While you can certainly spend as much as you want on this date, a collector could also look at adding the 1921 to his or her collection, which had a mintage of just over 1.2 million coins. It is actually a little more affordable in lower grades than the 1921-D, but with some searching and about $175 you should be able to add both dates to your collection in Very Good condition.
The 1930-S Mercury dime was struck in the middle of the Great Depression, and had the relatively low mintage of 1,843,000 coins. This makes it one of the scarcer dates in the series, even though it is still affordable. A nice AU example, with original surfaces and good eye-appeal, will cost less than $100. Compared to many coins from other series with similar mintages — which often sell for many multiples of this cost at the same grade level — the 1930-S can be considered one of the sleepers in 20th century American numismatics; if this were a Morgan Dollar it would probably cost thousands. Of course, it will never be considered a rarity, but a lightly circulated example in a PCGS or NGC holder is quite difficult to find and a true collector coin.
Spend a Little More: Perhaps unsurprisingly, Uncirculated examples of this date are a lot easier to find than an original, lightly circulated version. A collector should be able to purchase an Uncirculated dime from this year for about $150.
On paper the 1945 Mercury dime looks like a very common coin, with a massive 159,130,000 pieces (yes, that’s 159 million) struck for circulation, yet it is worthy of discussion. Remember how we mentioned Full Bands above? It turns out quality control was lacking at the Philadelphia Mint in 1945, particularly in the dime department, and 1945 “P” Mercury dimes with Full Bands are considered one of the true key-dates of the series in any grade.
Most coins are so weakly struck that they don’t even have a sign of the bands; coins with partial bands are also scarce, often selling for a premium. This makes it an interesting coin to look out for, as it is difficult to find a decently struck example in any grade. A nice MS-67 without the full band designation will cost you less than $75, and if you manage to find one that is reasonably sharp at that price you will have found yourself quite a good deal.
Spend a Little More: The sky is the limit for this one. That $75 MS-67 suggested above is really the best most collectors will be able to get. PCGS has only graded three 1945 Mercury dimes MS-67FB, and the last public sale of one was back in 2001, when an example realized $43,125. Even a marked, ugly MS-63FB will cost upwards of $5,000, as collectors chase any coin in an FB holder. With somewhat sharply struck examples being scarce, the key is finding a detailed example that just misses the Full Band designation, and even that will probably have a premium price attached to it.
Uncirculated Type Coin

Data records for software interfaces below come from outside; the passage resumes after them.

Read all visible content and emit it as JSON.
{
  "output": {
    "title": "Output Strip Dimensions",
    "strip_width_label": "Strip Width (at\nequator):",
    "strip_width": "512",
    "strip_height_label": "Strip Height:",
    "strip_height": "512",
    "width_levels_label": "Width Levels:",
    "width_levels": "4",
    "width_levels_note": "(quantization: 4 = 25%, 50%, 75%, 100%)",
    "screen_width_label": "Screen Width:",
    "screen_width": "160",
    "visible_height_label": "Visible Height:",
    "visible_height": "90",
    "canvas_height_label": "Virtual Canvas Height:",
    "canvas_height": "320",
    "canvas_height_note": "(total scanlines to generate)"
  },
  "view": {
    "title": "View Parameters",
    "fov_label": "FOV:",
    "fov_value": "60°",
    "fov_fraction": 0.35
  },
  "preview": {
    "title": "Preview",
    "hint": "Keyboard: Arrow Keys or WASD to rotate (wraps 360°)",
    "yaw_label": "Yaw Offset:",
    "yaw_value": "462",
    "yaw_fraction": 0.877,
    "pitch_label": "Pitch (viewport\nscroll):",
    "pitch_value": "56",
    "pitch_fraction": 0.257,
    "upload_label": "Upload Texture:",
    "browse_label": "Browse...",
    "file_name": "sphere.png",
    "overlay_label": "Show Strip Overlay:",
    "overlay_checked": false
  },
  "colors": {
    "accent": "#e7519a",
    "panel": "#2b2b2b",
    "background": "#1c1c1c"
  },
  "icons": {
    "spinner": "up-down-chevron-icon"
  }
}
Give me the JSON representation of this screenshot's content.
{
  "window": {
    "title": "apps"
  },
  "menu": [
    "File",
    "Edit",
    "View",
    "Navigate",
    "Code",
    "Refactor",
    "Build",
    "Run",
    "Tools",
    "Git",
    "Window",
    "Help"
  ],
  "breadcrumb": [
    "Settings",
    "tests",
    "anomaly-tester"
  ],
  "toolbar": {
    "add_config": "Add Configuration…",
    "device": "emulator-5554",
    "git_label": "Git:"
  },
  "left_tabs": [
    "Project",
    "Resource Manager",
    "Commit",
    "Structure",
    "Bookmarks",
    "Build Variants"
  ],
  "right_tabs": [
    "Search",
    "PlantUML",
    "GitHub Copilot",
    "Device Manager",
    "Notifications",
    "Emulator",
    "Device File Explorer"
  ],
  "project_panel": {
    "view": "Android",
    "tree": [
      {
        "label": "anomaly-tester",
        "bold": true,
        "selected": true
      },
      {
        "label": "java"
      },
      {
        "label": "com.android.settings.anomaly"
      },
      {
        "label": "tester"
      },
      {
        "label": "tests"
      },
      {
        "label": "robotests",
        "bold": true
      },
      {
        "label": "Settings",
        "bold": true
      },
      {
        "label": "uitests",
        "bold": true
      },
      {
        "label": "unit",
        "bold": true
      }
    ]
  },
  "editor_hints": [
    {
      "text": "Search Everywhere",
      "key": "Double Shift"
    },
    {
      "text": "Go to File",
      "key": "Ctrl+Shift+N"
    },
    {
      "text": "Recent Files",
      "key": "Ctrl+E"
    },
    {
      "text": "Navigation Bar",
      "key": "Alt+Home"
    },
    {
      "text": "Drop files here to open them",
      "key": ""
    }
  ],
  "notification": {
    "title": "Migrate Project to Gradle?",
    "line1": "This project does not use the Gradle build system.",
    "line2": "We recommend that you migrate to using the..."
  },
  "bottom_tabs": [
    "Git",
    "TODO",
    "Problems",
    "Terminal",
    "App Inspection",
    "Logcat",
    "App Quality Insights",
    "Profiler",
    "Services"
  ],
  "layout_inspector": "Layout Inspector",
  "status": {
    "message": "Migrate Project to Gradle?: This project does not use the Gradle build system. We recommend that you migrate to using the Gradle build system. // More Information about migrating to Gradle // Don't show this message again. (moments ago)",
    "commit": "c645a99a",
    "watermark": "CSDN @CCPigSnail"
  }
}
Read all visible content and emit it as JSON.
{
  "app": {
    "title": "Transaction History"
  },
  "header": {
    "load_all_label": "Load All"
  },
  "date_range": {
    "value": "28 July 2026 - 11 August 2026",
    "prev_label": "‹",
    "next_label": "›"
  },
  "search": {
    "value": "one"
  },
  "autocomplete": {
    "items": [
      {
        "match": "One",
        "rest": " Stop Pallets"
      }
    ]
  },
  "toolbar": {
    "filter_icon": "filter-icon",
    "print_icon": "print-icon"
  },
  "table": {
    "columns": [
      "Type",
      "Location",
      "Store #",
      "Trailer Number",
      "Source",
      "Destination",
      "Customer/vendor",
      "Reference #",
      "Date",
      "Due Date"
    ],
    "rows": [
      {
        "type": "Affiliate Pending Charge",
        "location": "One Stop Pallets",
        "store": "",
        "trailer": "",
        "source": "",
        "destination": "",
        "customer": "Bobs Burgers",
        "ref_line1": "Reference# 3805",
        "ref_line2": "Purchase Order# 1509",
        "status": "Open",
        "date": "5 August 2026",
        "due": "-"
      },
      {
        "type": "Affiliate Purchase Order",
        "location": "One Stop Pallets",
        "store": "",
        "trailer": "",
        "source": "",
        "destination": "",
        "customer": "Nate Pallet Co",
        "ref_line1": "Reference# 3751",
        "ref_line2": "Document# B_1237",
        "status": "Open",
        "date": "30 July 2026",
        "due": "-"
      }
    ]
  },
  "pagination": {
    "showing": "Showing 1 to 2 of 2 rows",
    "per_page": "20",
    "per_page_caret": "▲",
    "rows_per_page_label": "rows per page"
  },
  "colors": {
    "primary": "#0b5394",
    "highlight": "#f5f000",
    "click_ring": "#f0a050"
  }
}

If you are looking for just a single coin of this type, there are plenty of high grade examples to choose from, particularly from the later dates, some of which were saved in roll quantities and can easily be found in Uncirculated condition. As always, it is important to purchase the best you can afford, which in the case of the Mercury dime and a $100 budget will likely be a graded MS-66FB example. Coins from the San Francisco Mint from the 1940s are always good candidates, as they tend to be lustrous, sharply struck, and very appealing. A 1943-S at that grade level in a PCGS or NGC holder can be purchased without much difficulty for about $50. Several other dates also work for this purpose, as do many of the later dates from the Denver Mint.
Spend a Little More: We have only discussed circulation strikes, but a collector should not rule out a nice Proof example as a type coin. Struck only from 1936 to 1942, Proofs were specifically struck for collectors on polished blanks with polished dies, and will clearly stand out over circulation strikes. Mintages varied, but the 1942 Proof Mercury dime would be a good date to pursue, as 22,000 pieces were struck. A certified PR-65 can be found for about $150 and will truly highlight the design.